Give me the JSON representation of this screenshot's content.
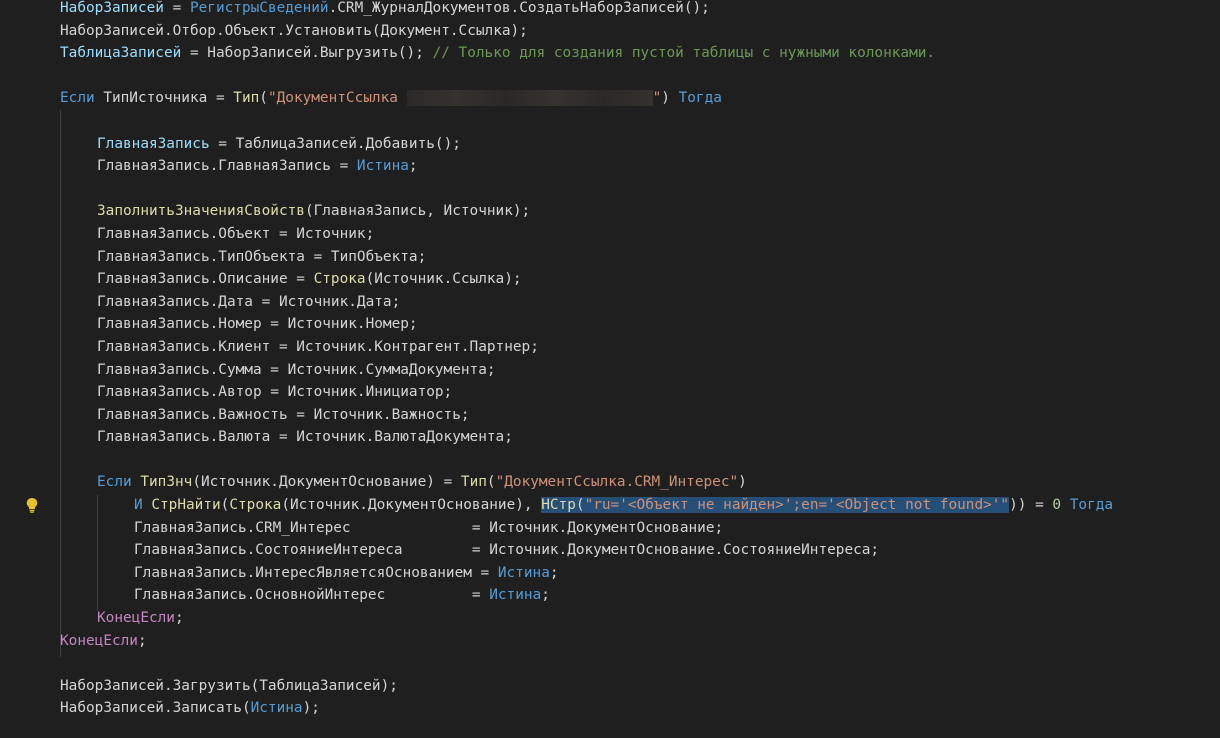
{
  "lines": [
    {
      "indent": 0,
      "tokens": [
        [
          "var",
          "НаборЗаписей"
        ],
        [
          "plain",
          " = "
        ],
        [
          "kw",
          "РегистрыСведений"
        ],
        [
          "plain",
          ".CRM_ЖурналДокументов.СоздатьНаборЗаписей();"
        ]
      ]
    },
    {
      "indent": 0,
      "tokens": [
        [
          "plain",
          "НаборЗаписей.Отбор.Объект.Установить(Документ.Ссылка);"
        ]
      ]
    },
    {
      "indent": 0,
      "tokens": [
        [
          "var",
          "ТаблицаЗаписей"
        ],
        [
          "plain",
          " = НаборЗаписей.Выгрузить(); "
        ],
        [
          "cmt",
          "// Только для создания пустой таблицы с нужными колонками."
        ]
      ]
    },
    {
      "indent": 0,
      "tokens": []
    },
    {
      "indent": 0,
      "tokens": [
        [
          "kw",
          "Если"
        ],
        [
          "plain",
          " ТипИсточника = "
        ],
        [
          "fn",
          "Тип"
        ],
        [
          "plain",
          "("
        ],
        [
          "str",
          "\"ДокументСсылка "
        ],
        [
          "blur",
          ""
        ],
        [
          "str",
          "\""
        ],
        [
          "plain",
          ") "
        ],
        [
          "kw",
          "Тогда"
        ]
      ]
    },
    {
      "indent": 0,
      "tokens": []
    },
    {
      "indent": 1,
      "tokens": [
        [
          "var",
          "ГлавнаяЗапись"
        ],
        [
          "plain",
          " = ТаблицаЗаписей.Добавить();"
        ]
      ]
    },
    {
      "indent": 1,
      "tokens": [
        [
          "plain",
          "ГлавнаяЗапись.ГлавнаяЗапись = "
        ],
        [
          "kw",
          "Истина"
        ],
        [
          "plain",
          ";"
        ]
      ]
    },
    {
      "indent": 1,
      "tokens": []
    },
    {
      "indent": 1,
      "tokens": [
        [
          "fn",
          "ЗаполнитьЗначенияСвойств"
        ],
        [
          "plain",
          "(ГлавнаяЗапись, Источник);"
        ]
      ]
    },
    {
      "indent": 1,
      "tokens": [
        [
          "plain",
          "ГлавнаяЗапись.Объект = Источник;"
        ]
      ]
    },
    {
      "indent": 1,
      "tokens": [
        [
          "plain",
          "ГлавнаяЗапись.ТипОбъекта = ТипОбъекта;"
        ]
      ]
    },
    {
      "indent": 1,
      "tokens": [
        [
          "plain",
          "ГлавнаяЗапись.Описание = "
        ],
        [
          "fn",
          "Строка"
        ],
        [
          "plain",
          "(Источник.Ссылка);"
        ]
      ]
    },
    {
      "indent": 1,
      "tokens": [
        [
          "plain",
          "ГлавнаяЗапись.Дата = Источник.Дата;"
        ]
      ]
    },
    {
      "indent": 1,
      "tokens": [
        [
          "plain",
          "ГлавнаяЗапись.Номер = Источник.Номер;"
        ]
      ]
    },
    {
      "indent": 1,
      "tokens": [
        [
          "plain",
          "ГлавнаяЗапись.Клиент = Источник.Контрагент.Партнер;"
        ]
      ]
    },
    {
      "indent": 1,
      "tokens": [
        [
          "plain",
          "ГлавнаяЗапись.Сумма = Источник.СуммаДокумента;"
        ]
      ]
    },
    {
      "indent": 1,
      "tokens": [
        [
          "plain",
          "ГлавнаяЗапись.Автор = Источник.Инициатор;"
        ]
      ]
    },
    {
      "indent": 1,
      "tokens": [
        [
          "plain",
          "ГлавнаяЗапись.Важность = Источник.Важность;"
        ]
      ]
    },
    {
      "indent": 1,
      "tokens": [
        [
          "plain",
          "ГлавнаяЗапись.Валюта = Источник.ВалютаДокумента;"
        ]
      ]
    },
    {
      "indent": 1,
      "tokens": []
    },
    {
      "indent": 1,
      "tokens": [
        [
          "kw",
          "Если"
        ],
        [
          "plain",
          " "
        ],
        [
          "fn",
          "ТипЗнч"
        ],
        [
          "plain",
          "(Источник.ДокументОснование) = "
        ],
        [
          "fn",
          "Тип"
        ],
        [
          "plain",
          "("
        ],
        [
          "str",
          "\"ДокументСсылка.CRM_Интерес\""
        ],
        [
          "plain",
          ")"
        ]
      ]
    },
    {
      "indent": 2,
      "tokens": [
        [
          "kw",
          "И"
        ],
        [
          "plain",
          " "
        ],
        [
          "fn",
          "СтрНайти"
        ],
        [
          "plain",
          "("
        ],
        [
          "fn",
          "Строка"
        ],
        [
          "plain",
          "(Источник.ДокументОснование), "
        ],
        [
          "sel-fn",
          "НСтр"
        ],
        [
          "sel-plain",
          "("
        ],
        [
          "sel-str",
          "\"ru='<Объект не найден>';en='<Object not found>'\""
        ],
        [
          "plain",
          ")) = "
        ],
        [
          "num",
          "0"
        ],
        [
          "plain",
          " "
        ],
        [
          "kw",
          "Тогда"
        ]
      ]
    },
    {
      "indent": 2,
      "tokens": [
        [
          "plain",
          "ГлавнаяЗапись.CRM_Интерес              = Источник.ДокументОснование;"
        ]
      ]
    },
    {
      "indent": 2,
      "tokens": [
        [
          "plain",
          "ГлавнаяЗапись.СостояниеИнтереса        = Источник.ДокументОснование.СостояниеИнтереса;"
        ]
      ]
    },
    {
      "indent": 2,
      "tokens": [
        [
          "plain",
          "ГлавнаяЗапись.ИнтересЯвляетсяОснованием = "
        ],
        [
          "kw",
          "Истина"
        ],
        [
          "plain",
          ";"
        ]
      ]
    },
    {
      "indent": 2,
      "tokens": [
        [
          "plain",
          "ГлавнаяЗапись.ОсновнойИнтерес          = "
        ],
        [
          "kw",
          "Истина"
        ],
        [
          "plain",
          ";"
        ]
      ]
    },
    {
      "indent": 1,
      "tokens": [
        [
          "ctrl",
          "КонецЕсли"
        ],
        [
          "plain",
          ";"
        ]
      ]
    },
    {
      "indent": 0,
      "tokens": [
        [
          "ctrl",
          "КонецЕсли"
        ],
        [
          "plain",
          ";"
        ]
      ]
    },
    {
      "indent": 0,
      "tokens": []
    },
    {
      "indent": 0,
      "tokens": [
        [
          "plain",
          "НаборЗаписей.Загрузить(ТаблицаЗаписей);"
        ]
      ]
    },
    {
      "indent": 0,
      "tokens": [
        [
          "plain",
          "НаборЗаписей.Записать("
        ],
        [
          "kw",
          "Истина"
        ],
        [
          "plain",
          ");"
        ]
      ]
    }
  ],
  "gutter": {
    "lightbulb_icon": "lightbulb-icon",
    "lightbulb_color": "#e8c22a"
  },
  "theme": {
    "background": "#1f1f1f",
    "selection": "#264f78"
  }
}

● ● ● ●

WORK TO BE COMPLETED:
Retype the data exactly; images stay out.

SOLUTION:
Give me the JSON representation of this screenshot's content.
{
  "lines": [
    {
      "indent": 0,
      "tokens": [
        [
          "var",
          "НаборЗаписей"
        ],
        [
          "plain",
          " = "
        ],
        [
          "kw",
          "РегистрыСведений"
        ],
        [
          "plain",
          ".CRM_ЖурналДокументов.СоздатьНаборЗаписей();"
        ]
      ]
    },
    {
      "indent": 0,
      "tokens": [
        [
          "plain",
          "НаборЗаписей.Отбор.Объект.Установить(Документ.Ссылка);"
        ]
      ]
    },
    {
      "indent": 0,
      "tokens": [
        [
          "var",
          "ТаблицаЗаписей"
        ],
        [
          "plain",
          " = НаборЗаписей.Выгрузить(); "
        ],
        [
          "cmt",
          "// Только для создания пустой таблицы с нужными колонками."
        ]
      ]
    },
    {
      "indent": 0,
      "tokens": []
    },
    {
      "indent": 0,
      "tokens": [
        [
          "kw",
          "Если"
        ],
        [
          "plain",
          " ТипИсточника = "
        ],
        [
          "fn",
          "Тип"
        ],
        [
          "plain",
          "("
        ],
        [
          "str",
          "\"ДокументСсылка "
        ],
        [
          "blur",
          ""
        ],
        [
          "str",
          "\""
        ],
        [
          "plain",
          ") "
        ],
        [
          "kw",
          "Тогда"
        ]
      ]
    },
    {
      "indent": 0,
      "tokens": []
    },
    {
      "indent": 1,
      "tokens": [
        [
          "var",
          "ГлавнаяЗапись"
        ],
        [
          "plain",
          " = ТаблицаЗаписей.Добавить();"
        ]
      ]
    },
    {
      "indent": 1,
      "tokens": [
        [
          "plain",
          "ГлавнаяЗапись.ГлавнаяЗапись = "
        ],
        [
          "kw",
          "Истина"
        ],
        [
          "plain",
          ";"
        ]
      ]
    },
    {
      "indent": 1,
      "tokens": []
    },
    {
      "indent": 1,
      "tokens": [
        [
          "fn",
          "ЗаполнитьЗначенияСвойств"
        ],
        [
          "plain",
          "(ГлавнаяЗапись, Источник);"
        ]
      ]
    },
    {
      "indent": 1,
      "tokens": [
        [
          "plain",
          "ГлавнаяЗапись.Объект = Источник;"
        ]
      ]
    },
    {
      "indent": 1,
      "tokens": [
        [
          "plain",
          "ГлавнаяЗапись.ТипОбъекта = ТипОбъекта;"
        ]
      ]
    },
    {
      "indent": 1,
      "tokens": [
        [
          "plain",
          "ГлавнаяЗапись.Описание = "
        ],
        [
          "fn",
          "Строка"
        ],
        [
          "plain",
          "(Источник.Ссылка);"
        ]
      ]
    },
    {
      "indent": 1,
      "tokens": [
        [
          "plain",
          "ГлавнаяЗапись.Дата = Источник.Дата;"
        ]
      ]
    },
    {
      "indent": 1,
      "tokens": [
        [
          "plain",
          "ГлавнаяЗапись.Номер = Источник.Номер;"
        ]
      ]
    },
    {
      "indent": 1,
      "tokens": [
        [
          "plain",
          "ГлавнаяЗапись.Клиент = Источник.Контрагент.Партнер;"
        ]
      ]
    },
    {
      "indent": 1,
      "tokens": [
        [
          "plain",
          "ГлавнаяЗапись.Сумма = Источник.СуммаДокумента;"
        ]
      ]
    },
    {
      "indent": 1,
      "tokens": [
        [
          "plain",
          "ГлавнаяЗапись.Автор = Источник.Инициатор;"
        ]
      ]
    },
    {
      "indent": 1,
      "tokens": [
        [
          "plain",
          "ГлавнаяЗапись.Важность = Источник.Важность;"
        ]
      ]
    },
    {
      "indent": 1,
      "tokens": [
        [
          "plain",
          "ГлавнаяЗапись.Валюта = Источник.ВалютаДокумента;"
        ]
      ]
    },
    {
      "indent": 1,
      "tokens": []
    },
    {
      "indent": 1,
      "tokens": [
        [
          "kw",
          "Если"
        ],
        [
          "plain",
          " "
        ],
        [
          "fn",
          "ТипЗнч"
        ],
        [
          "plain",
          "(Источник.ДокументОснование) = "
        ],
        [
          "fn",
          "Тип"
        ],
        [
          "plain",
          "("
        ],
        [
          "str",
          "\"ДокументСсылка.CRM_Интерес\""
        ],
        [
          "plain",
          ")"
        ]
      ]
    },
    {
      "indent": 2,
      "tokens": [
        [
          "kw",
          "И"
        ],
        [
          "plain",
          " "
        ],
        [
          "fn",
          "СтрНайти"
        ],
        [
          "plain",
          "("
        ],
        [
          "fn",
          "Строка"
        ],
        [
          "plain",
          "(Источник.ДокументОснование), "
        ],
        [
          "sel-fn",
          "НСтр"
        ],
        [
          "sel-plain",
          "("
        ],
        [
          "sel-str",
          "\"ru='<Объект не найден>';en='<Object not found>'\""
        ],
        [
          "plain",
          ")) = "
        ],
        [
          "num",
          "0"
        ],
        [
          "plain",
          " "
        ],
        [
          "kw",
          "Тогда"
        ]
      ]
    },
    {
      "indent": 2,
      "tokens": [
        [
          "plain",
          "ГлавнаяЗапись.CRM_Интерес              = Источник.ДокументОснование;"
        ]
      ]
    },
    {
      "indent": 2,
      "tokens": [
        [
          "plain",
          "ГлавнаяЗапись.СостояниеИнтереса        = Источник.ДокументОснование.СостояниеИнтереса;"
        ]
      ]
    },
    {
      "indent": 2,
      "tokens": [
        [
          "plain",
          "ГлавнаяЗапись.ИнтересЯвляетсяОснованием = "
        ],
        [
          "kw",
          "Истина"
        ],
        [
          "plain",
          ";"
        ]
      ]
    },
    {
      "indent": 2,
      "tokens": [
        [
          "plain",
          "ГлавнаяЗапись.ОсновнойИнтерес          = "
        ],
        [
          "kw",
          "Истина"
        ],
        [
          "plain",
          ";"
        ]
      ]
    },
    {
      "indent": 1,
      "tokens": [
        [
          "ctrl",
          "КонецЕсли"
        ],
        [
          "plain",
          ";"
        ]
      ]
    },
    {
      "indent": 0,
      "tokens": [
        [
          "ctrl",
          "КонецЕсли"
        ],
        [
          "plain",
          ";"
        ]
      ]
    },
    {
      "indent": 0,
      "tokens": []
    },
    {
      "indent": 0,
      "tokens": [
        [
          "plain",
          "НаборЗаписей.Загрузить(ТаблицаЗаписей);"
        ]
      ]
    },
    {
      "indent": 0,
      "tokens": [
        [
          "plain",
          "НаборЗаписей.Записать("
        ],
        [
          "kw",
          "Истина"
        ],
        [
          "plain",
          ");"
        ]
      ]
    }
  ],
  "gutter": {
    "lightbulb_icon": "lightbulb-icon",
    "lightbulb_color": "#e8c22a"
  },
  "theme": {
    "background": "#1f1f1f",
    "selection": "#264f78"
  }
}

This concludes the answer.